The reply should match the listing below character for character, except that no image is carried over.

Data listing:
[Start of section]

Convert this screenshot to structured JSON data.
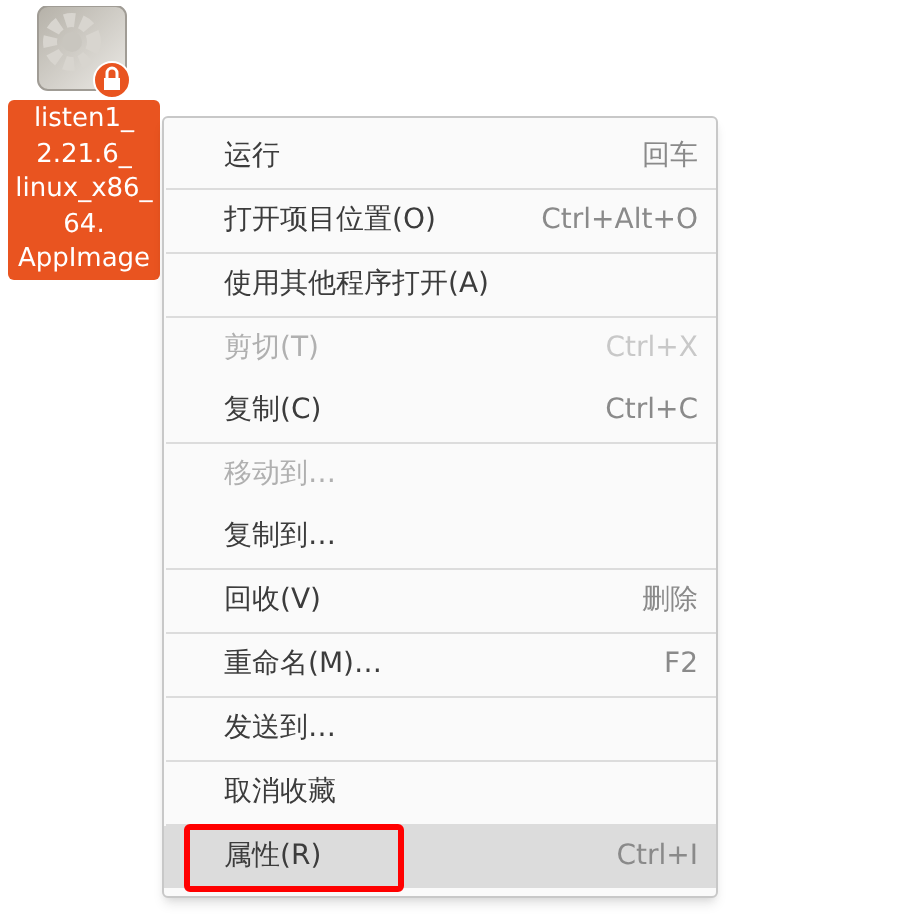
{
  "desktop_icon": {
    "label_lines": [
      "listen1_",
      "2.21.6_",
      "linux_x86_",
      "64.",
      "AppImage"
    ],
    "selected": true,
    "locked": true
  },
  "context_menu": {
    "groups": [
      [
        {
          "label": "运行",
          "shortcut": "回车",
          "disabled": false,
          "selected": false,
          "highlighted": false
        }
      ],
      [
        {
          "label": "打开项目位置(O)",
          "shortcut": "Ctrl+Alt+O",
          "disabled": false,
          "selected": false,
          "highlighted": false
        }
      ],
      [
        {
          "label": "使用其他程序打开(A)",
          "disabled": false,
          "selected": false,
          "highlighted": false
        }
      ],
      [
        {
          "label": "剪切(T)",
          "shortcut": "Ctrl+X",
          "disabled": true,
          "selected": false,
          "highlighted": false
        },
        {
          "label": "复制(C)",
          "shortcut": "Ctrl+C",
          "disabled": false,
          "selected": false,
          "highlighted": false
        }
      ],
      [
        {
          "label": "移动到…",
          "disabled": true,
          "selected": false,
          "highlighted": false
        },
        {
          "label": "复制到…",
          "disabled": false,
          "selected": false,
          "highlighted": false
        }
      ],
      [
        {
          "label": "回收(V)",
          "shortcut": "删除",
          "disabled": false,
          "selected": false,
          "highlighted": false
        }
      ],
      [
        {
          "label": "重命名(M)…",
          "shortcut": "F2",
          "disabled": false,
          "selected": false,
          "highlighted": false
        }
      ],
      [
        {
          "label": "发送到…",
          "disabled": false,
          "selected": false,
          "highlighted": false
        }
      ],
      [
        {
          "label": "取消收藏",
          "disabled": false,
          "selected": false,
          "highlighted": false
        }
      ],
      [
        {
          "label": "属性(R)",
          "shortcut": "Ctrl+I",
          "disabled": false,
          "selected": true,
          "highlighted": true
        }
      ]
    ]
  }
}
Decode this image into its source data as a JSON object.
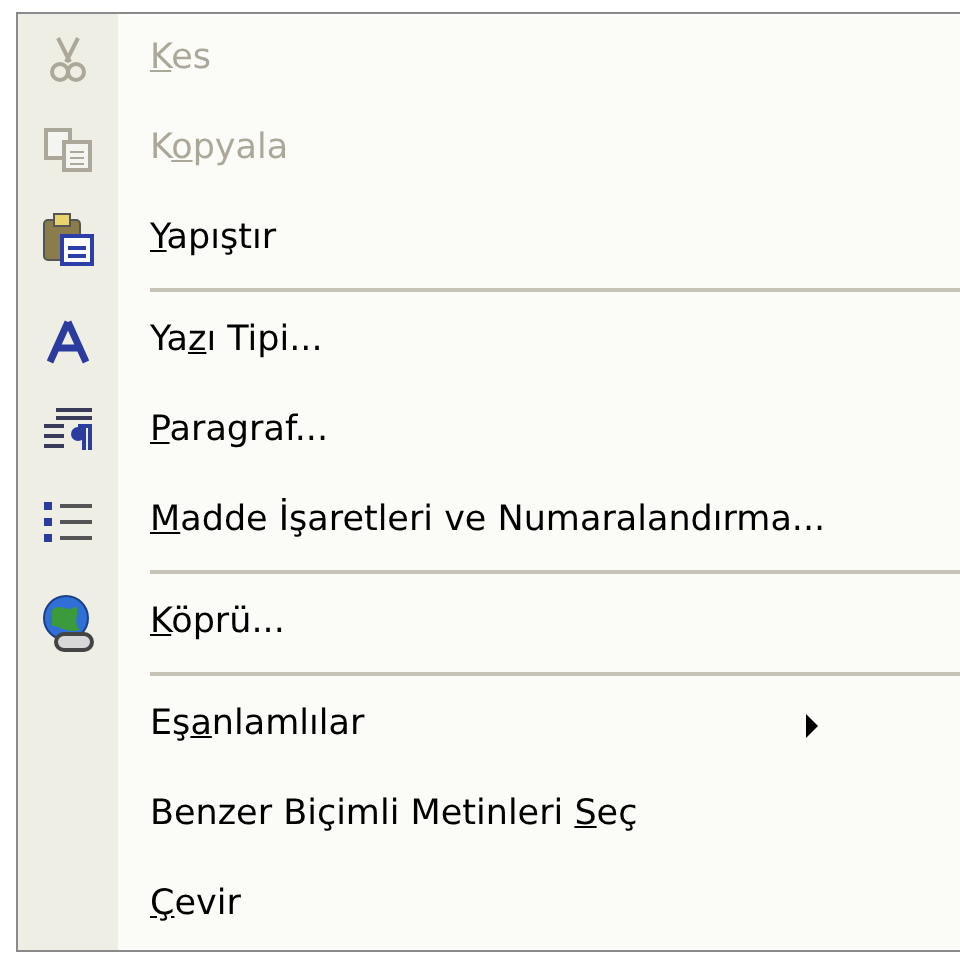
{
  "menu": {
    "items": [
      {
        "kind": "item",
        "label": "Kes",
        "disabled": true
      },
      {
        "kind": "item",
        "label": "Kopyala",
        "disabled": true
      },
      {
        "kind": "item",
        "label": "Yapıştır",
        "disabled": false
      },
      {
        "kind": "separator"
      },
      {
        "kind": "item",
        "label": "Yazı Tipi...",
        "disabled": false
      },
      {
        "kind": "item",
        "label": "Paragraf...",
        "disabled": false
      },
      {
        "kind": "item",
        "label": "Madde İşaretleri ve Numaralandırma...",
        "disabled": false
      },
      {
        "kind": "separator"
      },
      {
        "kind": "item",
        "label": "Köprü...",
        "disabled": false
      },
      {
        "kind": "separator"
      },
      {
        "kind": "submenu",
        "label": "Eşanlamlılar",
        "disabled": false
      },
      {
        "kind": "item",
        "label": "Benzer Biçimli Metinleri Seç",
        "disabled": false
      },
      {
        "kind": "item",
        "label": "Çevir",
        "disabled": false
      }
    ]
  }
}
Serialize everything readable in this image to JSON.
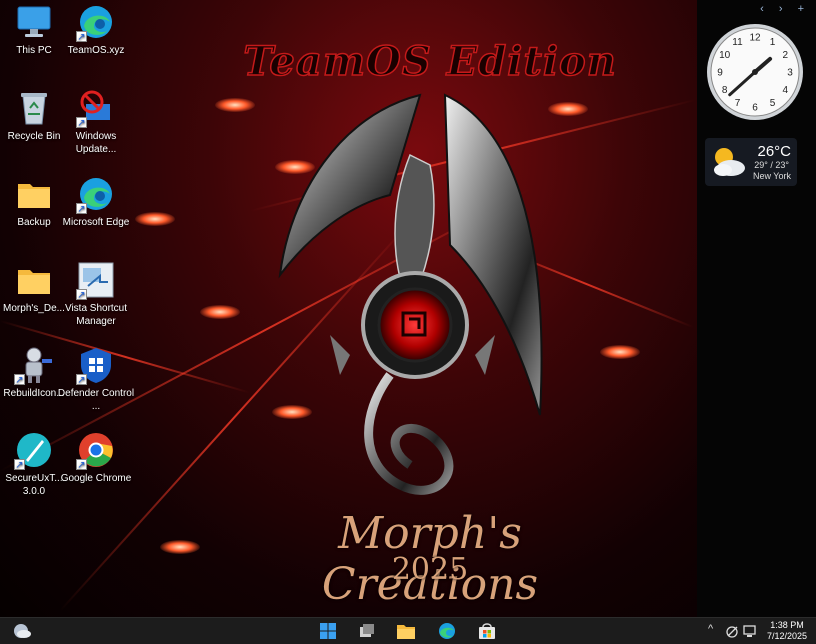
{
  "wallpaper": {
    "title": "TeamOS Edition",
    "signature": "Morph's Creations",
    "year": "2025"
  },
  "desktop_icons": [
    {
      "label": "This PC",
      "icon": "this-pc-icon",
      "shortcut": false
    },
    {
      "label": "TeamOS.xyz",
      "icon": "edge-icon",
      "shortcut": true
    },
    {
      "label": "Recycle Bin",
      "icon": "recycle-bin-icon",
      "shortcut": false
    },
    {
      "label": "Windows Update...",
      "icon": "windows-update-icon",
      "shortcut": true
    },
    {
      "label": "Backup",
      "icon": "folder-icon",
      "shortcut": false
    },
    {
      "label": "Microsoft Edge",
      "icon": "edge-icon",
      "shortcut": true
    },
    {
      "label": "Morph's_De...",
      "icon": "folder-icon",
      "shortcut": false
    },
    {
      "label": "Vista Shortcut Manager",
      "icon": "vista-shortcut-icon",
      "shortcut": true
    },
    {
      "label": "RebuildIcon...",
      "icon": "robot-icon",
      "shortcut": true
    },
    {
      "label": "Defender Control ...",
      "icon": "defender-shield-icon",
      "shortcut": true
    },
    {
      "label": "SecureUxT... 3.0.0",
      "icon": "secureux-icon",
      "shortcut": true
    },
    {
      "label": "Google Chrome",
      "icon": "chrome-icon",
      "shortcut": true
    }
  ],
  "sidebar": {
    "controls": "‹ › +",
    "clock": {
      "numbers": [
        "12",
        "1",
        "2",
        "3",
        "4",
        "5",
        "6",
        "7",
        "8",
        "9",
        "10",
        "11"
      ],
      "hour": 1,
      "minute": 38
    },
    "weather": {
      "temp": "26°C",
      "range": "29° / 23°",
      "city": "New York",
      "icon": "partly-cloudy-icon"
    }
  },
  "taskbar": {
    "apps": [
      "start-icon",
      "task-view-icon",
      "file-explorer-icon",
      "edge-icon",
      "store-icon"
    ],
    "tray_chevron": "^",
    "time": "1:38 PM",
    "date": "7/12/2025"
  },
  "colors": {
    "accent_red": "#c41a1a",
    "signature_gold": "#d8a27a",
    "taskbar_bg": "#1c1c1c"
  }
}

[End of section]

Expected answer:
Convert this screenshot to structured JSON data.
{
  "desktop_icon": {
    "label_lines": [
      "listen1_",
      "2.21.6_",
      "linux_x86_",
      "64.",
      "AppImage"
    ],
    "selected": true,
    "locked": true
  },
  "context_menu": {
    "groups": [
      [
        {
          "label": "运行",
          "shortcut": "回车",
          "disabled": false,
          "selected": false,
          "highlighted": false
        }
      ],
      [
        {
          "label": "打开项目位置(O)",
          "shortcut": "Ctrl+Alt+O",
          "disabled": false,
          "selected": false,
          "highlighted": false
        }
      ],
      [
        {
          "label": "使用其他程序打开(A)",
          "disabled": false,
          "selected": false,
          "highlighted": false
        }
      ],
      [
        {
          "label": "剪切(T)",
          "shortcut": "Ctrl+X",
          "disabled": true,
          "selected": false,
          "highlighted": false
        },
        {
          "label": "复制(C)",
          "shortcut": "Ctrl+C",
          "disabled": false,
          "selected": false,
          "highlighted": false
        }
      ],
      [
        {
          "label": "移动到…",
          "disabled": true,
          "selected": false,
          "highlighted": false
        },
        {
          "label": "复制到…",
          "disabled": false,
          "selected": false,
          "highlighted": false
        }
      ],
      [
        {
          "label": "回收(V)",
          "shortcut": "删除",
          "disabled": false,
          "selected": false,
          "highlighted": false
        }
      ],
      [
        {
          "label": "重命名(M)…",
          "shortcut": "F2",
          "disabled": false,
          "selected": false,
          "highlighted": false
        }
      ],
      [
        {
          "label": "发送到…",
          "disabled": false,
          "selected": false,
          "highlighted": false
        }
      ],
      [
        {
          "label": "取消收藏",
          "disabled": false,
          "selected": false,
          "highlighted": false
        }
      ],
      [
        {
          "label": "属性(R)",
          "shortcut": "Ctrl+I",
          "disabled": false,
          "selected": true,
          "highlighted": true
        }
      ]
    ]
  }
}
Decode this image into its source data as a JSON object.
{
  "menu": {
    "items": [
      {
        "kind": "item",
        "label": "Kes",
        "disabled": true
      },
      {
        "kind": "item",
        "label": "Kopyala",
        "disabled": true
      },
      {
        "kind": "item",
        "label": "Yapıştır",
        "disabled": false
      },
      {
        "kind": "separator"
      },
      {
        "kind": "item",
        "label": "Yazı Tipi...",
        "disabled": false
      },
      {
        "kind": "item",
        "label": "Paragraf...",
        "disabled": false
      },
      {
        "kind": "item",
        "label": "Madde İşaretleri ve Numaralandırma...",
        "disabled": false
      },
      {
        "kind": "separator"
      },
      {
        "kind": "item",
        "label": "Köprü...",
        "disabled": false
      },
      {
        "kind": "separator"
      },
      {
        "kind": "submenu",
        "label": "Eşanlamlılar",
        "disabled": false
      },
      {
        "kind": "item",
        "label": "Benzer Biçimli Metinleri Seç",
        "disabled": false
      },
      {
        "kind": "item",
        "label": "Çevir",
        "disabled": false
      }
    ]
  }
}
Serialize everything readable in this image to JSON.
{
  "wallpaper": {
    "title": "TeamOS Edition",
    "signature": "Morph's Creations",
    "year": "2025"
  },
  "desktop_icons": [
    {
      "label": "This PC",
      "icon": "this-pc-icon",
      "shortcut": false
    },
    {
      "label": "TeamOS.xyz",
      "icon": "edge-icon",
      "shortcut": true
    },
    {
      "label": "Recycle Bin",
      "icon": "recycle-bin-icon",
      "shortcut": false
    },
    {
      "label": "Windows Update...",
      "icon": "windows-update-icon",
      "shortcut": true
    },
    {
      "label": "Backup",
      "icon": "folder-icon",
      "shortcut": false
    },
    {
      "label": "Microsoft Edge",
      "icon": "edge-icon",
      "shortcut": true
    },
    {
      "label": "Morph's_De...",
      "icon": "folder-icon",
      "shortcut": false
    },
    {
      "label": "Vista Shortcut Manager",
      "icon": "vista-shortcut-icon",
      "shortcut": true
    },
    {
      "label": "RebuildIcon...",
      "icon": "robot-icon",
      "shortcut": true
    },
    {
      "label": "Defender Control ...",
      "icon": "defender-shield-icon",
      "shortcut": true
    },
    {
      "label": "SecureUxT... 3.0.0",
      "icon": "secureux-icon",
      "shortcut": true
    },
    {
      "label": "Google Chrome",
      "icon": "chrome-icon",
      "shortcut": true
    }
  ],
  "sidebar": {
    "controls": "‹ › +",
    "clock": {
      "numbers": [
        "12",
        "1",
        "2",
        "3",
        "4",
        "5",
        "6",
        "7",
        "8",
        "9",
        "10",
        "11"
      ],
      "hour": 1,
      "minute": 38
    },
    "weather": {
      "temp": "26°C",
      "range": "29° / 23°",
      "city": "New York",
      "icon": "partly-cloudy-icon"
    }
  },
  "taskbar": {
    "apps": [
      "start-icon",
      "task-view-icon",
      "file-explorer-icon",
      "edge-icon",
      "store-icon"
    ],
    "tray_chevron": "^",
    "time": "1:38 PM",
    "date": "7/12/2025"
  },
  "colors": {
    "accent_red": "#c41a1a",
    "signature_gold": "#d8a27a",
    "taskbar_bg": "#1c1c1c"
  }
}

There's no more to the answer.